[Provided entries — start]
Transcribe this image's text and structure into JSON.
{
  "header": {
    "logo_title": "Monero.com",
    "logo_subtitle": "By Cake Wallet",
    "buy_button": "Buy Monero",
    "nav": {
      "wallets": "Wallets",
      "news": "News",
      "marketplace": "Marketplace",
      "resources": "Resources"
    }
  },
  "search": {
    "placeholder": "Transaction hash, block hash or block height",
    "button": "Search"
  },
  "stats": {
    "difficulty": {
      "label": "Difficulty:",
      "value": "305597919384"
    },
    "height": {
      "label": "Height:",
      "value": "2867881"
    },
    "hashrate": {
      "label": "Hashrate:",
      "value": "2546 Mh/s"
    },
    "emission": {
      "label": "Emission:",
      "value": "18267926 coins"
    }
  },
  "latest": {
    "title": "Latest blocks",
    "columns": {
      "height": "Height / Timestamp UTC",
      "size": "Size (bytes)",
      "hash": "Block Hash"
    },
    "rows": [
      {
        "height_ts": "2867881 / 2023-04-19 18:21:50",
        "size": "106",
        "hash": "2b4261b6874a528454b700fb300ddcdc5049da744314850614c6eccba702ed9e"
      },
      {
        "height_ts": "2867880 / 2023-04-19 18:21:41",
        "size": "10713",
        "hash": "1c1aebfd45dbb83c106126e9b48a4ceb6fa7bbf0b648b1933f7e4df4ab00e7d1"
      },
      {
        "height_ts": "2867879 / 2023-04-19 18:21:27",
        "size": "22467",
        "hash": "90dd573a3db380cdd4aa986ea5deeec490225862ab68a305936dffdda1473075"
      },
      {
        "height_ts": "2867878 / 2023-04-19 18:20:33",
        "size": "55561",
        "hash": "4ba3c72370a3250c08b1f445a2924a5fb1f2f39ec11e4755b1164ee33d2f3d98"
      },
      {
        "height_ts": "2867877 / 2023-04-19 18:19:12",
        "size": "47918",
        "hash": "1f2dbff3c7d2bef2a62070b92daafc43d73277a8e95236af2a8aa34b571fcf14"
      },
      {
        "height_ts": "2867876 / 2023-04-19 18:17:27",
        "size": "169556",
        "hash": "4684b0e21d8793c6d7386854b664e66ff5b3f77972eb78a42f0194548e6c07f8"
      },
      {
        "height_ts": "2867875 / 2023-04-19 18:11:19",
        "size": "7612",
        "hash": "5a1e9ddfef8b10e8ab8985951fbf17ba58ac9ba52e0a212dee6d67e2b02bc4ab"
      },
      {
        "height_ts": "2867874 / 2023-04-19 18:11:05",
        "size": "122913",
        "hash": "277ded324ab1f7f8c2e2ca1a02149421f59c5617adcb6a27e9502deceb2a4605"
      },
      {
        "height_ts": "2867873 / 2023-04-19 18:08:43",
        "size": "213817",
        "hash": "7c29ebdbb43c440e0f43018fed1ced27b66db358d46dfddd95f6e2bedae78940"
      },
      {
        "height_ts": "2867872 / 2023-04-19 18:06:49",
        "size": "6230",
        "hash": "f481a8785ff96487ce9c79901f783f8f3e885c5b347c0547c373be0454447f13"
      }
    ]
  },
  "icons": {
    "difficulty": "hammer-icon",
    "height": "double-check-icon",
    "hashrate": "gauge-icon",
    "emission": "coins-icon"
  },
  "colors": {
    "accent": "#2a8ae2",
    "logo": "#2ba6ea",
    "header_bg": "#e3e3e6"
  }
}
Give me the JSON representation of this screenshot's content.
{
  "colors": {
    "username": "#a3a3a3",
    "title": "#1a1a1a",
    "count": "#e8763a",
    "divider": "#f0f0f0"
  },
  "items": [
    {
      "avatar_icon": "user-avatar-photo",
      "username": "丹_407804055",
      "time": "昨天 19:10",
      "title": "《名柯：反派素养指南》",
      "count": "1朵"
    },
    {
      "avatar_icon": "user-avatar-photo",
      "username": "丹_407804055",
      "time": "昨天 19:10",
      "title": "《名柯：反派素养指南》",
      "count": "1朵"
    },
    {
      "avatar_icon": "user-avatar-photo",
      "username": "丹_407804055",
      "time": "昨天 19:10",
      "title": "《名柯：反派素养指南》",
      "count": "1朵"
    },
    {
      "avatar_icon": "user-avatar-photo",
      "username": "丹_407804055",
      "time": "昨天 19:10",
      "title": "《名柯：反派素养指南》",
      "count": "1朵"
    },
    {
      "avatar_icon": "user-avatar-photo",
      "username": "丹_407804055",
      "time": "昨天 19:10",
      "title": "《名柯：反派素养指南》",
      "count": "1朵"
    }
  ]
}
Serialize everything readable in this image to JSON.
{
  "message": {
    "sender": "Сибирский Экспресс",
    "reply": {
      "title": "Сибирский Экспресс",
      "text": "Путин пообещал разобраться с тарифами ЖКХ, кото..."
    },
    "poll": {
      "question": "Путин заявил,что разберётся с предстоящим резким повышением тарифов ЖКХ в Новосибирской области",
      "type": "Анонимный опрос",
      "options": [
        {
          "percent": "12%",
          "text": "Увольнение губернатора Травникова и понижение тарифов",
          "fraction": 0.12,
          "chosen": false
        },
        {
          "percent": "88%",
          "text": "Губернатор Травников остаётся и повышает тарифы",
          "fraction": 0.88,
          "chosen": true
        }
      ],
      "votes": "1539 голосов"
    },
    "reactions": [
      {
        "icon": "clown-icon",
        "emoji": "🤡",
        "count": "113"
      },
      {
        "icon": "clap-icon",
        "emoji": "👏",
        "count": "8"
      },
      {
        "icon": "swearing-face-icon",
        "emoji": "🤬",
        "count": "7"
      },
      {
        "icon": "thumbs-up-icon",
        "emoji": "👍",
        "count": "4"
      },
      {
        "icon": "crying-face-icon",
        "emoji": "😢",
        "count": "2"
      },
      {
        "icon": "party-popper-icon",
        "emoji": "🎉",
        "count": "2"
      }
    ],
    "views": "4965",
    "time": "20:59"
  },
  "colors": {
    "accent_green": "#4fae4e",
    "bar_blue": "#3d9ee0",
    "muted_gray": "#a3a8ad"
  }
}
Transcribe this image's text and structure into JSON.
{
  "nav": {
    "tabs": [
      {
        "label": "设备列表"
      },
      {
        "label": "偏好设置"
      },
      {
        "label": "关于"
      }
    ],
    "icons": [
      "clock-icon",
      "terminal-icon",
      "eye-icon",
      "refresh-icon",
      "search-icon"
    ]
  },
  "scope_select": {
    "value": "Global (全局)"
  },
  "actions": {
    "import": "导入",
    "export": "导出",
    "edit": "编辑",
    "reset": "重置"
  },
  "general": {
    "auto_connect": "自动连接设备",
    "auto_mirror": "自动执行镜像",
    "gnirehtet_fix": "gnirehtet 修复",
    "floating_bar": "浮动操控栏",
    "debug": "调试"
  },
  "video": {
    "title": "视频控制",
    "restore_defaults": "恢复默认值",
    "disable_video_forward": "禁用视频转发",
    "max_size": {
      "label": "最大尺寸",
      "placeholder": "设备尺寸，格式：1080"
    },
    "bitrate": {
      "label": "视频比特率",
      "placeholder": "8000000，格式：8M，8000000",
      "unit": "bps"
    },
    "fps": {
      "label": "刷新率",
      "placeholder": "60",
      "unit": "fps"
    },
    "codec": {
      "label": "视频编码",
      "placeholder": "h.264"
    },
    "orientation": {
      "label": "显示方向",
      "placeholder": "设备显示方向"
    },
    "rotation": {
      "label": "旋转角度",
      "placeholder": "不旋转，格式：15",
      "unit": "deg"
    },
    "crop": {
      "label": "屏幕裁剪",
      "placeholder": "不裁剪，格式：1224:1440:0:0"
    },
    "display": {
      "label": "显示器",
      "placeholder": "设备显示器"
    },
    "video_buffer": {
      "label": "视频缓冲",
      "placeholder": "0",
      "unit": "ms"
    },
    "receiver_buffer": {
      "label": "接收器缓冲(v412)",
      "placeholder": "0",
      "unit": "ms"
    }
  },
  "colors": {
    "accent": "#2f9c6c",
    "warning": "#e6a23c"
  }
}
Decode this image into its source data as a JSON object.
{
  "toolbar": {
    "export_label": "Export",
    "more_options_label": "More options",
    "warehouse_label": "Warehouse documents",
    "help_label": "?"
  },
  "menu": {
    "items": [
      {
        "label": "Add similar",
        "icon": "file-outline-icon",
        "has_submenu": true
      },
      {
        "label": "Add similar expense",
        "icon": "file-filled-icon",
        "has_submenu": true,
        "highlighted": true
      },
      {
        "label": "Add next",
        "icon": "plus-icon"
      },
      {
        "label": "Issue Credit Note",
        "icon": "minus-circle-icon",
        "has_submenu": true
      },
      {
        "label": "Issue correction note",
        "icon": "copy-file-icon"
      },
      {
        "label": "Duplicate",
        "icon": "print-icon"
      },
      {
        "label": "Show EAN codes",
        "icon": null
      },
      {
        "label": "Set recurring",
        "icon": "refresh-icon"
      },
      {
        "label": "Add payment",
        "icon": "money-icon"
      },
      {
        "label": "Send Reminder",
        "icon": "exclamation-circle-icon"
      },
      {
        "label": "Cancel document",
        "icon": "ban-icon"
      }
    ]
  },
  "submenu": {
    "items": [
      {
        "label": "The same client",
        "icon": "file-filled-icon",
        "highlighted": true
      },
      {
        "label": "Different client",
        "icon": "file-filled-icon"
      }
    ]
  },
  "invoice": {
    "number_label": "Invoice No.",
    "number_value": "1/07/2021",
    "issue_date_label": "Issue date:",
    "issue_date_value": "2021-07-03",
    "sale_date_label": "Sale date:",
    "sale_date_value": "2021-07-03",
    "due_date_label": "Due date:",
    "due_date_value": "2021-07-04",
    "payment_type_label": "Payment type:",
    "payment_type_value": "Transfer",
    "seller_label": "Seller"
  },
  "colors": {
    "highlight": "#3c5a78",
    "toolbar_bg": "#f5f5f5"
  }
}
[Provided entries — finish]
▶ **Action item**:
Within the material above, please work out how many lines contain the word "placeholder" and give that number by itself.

▶ **Written reply**:
11